The union is open to both contractors and employees. All of the roughly 227 workers who have signed in to support the union have set aside 1% of their yearly compensation to pay union dues.

Those dues are used to compensate those who lose wages if there is a strike.

The union is still small

Most of the workers who have signed on to the Union are from the San Francisco Bay Area and one from Cambridge. To offer clarity, Alphabet Workers Union is not a traditional thing and currently only has 227 workers out of the 132,121 people who work for the multinational corporation.

The intent of the union is not necessarily to haggle with Alphabet-owned companies but to work toward common missions.

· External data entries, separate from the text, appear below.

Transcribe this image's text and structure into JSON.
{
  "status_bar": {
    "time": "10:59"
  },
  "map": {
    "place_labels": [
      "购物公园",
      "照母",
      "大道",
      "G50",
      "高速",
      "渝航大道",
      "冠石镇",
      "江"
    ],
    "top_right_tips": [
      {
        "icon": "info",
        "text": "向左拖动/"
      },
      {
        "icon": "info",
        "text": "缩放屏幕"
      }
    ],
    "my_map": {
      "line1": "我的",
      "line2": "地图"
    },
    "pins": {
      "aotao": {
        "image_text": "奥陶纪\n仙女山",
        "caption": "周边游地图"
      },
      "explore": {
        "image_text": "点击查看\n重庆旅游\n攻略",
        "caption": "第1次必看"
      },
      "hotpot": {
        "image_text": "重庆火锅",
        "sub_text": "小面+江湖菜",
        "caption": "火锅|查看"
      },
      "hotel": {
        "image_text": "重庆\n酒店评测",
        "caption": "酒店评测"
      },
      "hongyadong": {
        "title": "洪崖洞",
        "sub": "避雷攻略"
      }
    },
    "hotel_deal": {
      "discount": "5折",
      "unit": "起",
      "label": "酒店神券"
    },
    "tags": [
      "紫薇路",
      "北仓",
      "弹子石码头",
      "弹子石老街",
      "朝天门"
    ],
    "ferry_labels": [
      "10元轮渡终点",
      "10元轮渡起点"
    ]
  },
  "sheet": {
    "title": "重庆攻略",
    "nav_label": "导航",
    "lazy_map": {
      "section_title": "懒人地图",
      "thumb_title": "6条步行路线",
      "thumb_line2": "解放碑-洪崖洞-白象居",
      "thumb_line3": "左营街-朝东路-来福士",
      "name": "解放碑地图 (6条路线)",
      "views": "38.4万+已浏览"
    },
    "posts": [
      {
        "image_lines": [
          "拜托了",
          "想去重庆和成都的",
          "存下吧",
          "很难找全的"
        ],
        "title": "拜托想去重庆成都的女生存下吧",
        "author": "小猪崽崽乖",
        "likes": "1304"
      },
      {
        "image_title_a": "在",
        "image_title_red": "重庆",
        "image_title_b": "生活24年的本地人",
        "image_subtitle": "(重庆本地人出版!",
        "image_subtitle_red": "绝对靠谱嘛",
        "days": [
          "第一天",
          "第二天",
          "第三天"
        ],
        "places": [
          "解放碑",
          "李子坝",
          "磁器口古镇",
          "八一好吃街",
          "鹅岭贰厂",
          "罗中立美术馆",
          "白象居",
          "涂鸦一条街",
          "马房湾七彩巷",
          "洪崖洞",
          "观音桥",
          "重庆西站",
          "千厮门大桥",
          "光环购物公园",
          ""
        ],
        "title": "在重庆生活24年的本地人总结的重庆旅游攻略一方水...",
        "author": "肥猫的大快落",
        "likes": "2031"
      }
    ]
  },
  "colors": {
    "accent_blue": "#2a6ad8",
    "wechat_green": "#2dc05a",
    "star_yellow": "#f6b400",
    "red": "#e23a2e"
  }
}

Dylan Baker, a software engineer at Google said that the union will elect representatives, make democratic decisions, pay dues and hire skilled organizers to ensure Google employees know they can join in, and be part of a company that reflects their values.

A new age of tech unions

The union arrives following the creation of other unions in tech companies like Glitch and Kickstarter in early 2020.

Workers at HCL Technologies, a Google contractor in Pittsburg, and tech company cafeteria workers in the San Francisco Bay Area, all formed unions last year.

The tech and gaming companies are organizing, driven by the new generation of workers who work at companies that pay them a lot while doing shady things. It seems workers have had enough and are seeking accountability and social justice through unions.